Let me get this out quickly, before I get yet another email.
Here's the bullshit in question:
LONDON (Reuters) — Starch grains found on 30,000-year-old grinding stones suggest that prehistoric humans may have dined on an early form of flatbread, contrary to their popular image as primarily meat eaters. [...]
The findings may also upset fans of the so-called Paleolithic diet, which follows earlier research that assumes early humans ate a meat-centered diet.
Well, fortunately, Melissa McEwen actually got hold of the actual study and read it.
The title says flour, but that's not the good old white flour your Aunt Maude is thinking of. Of the nine species mentioned, one is a seed, the rest are roots and rhizomes. That ground starch has been used by humans since the upper paleolithic is not really news. Famous anthropologist Richard Wrangham who wrote Catching Fire has been writing about the role of cooked starch in the Upper Paleolithic for quite some time. In the Upper Paleolithic it might have spurred population increases that eventually led to early settlements like Gobekli Tepe. There has been selection for genes like AMY1 which allow for better starch digestion.
And the paper writers and like HAHA look the carnivorous Atkins people are soooo wrong. But wait, I think isotope studies are a little more accurate than a few as the paper admits "poor preserved" plant remains. And the evidence is that the paleolithic diet was mostly animal protein.
Alright, can we put this one to bed, already? Look, I've never doubted that humans in the wild ate whatever was edible that they could find. I just don't think it makes any sense that they would have spent much time out gathering wild seeds, like birds. In most instances, they would probably have expended more calories in the gathering than would have been provided.

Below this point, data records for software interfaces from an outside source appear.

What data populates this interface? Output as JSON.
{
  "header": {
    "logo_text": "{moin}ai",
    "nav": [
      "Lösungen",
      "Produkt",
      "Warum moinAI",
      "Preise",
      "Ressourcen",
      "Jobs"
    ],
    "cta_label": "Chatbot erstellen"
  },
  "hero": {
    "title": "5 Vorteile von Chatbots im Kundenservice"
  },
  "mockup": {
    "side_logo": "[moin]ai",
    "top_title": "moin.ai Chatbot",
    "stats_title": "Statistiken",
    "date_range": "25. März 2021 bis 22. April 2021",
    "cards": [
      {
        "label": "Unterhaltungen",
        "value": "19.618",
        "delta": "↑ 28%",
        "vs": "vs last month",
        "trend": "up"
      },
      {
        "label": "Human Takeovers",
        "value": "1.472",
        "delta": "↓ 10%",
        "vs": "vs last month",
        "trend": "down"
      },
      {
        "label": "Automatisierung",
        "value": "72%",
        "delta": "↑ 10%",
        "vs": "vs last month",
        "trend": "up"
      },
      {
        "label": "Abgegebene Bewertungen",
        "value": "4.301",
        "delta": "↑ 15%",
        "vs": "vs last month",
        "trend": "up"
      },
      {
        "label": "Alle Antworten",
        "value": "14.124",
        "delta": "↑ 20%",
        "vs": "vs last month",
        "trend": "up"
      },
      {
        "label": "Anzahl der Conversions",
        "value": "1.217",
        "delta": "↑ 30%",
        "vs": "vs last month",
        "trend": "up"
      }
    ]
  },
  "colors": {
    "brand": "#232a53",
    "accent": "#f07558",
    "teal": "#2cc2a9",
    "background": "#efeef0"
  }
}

And even so, 30,000 years vs. 10,000 or 20,000 is still a drop in the evolutionary bucket.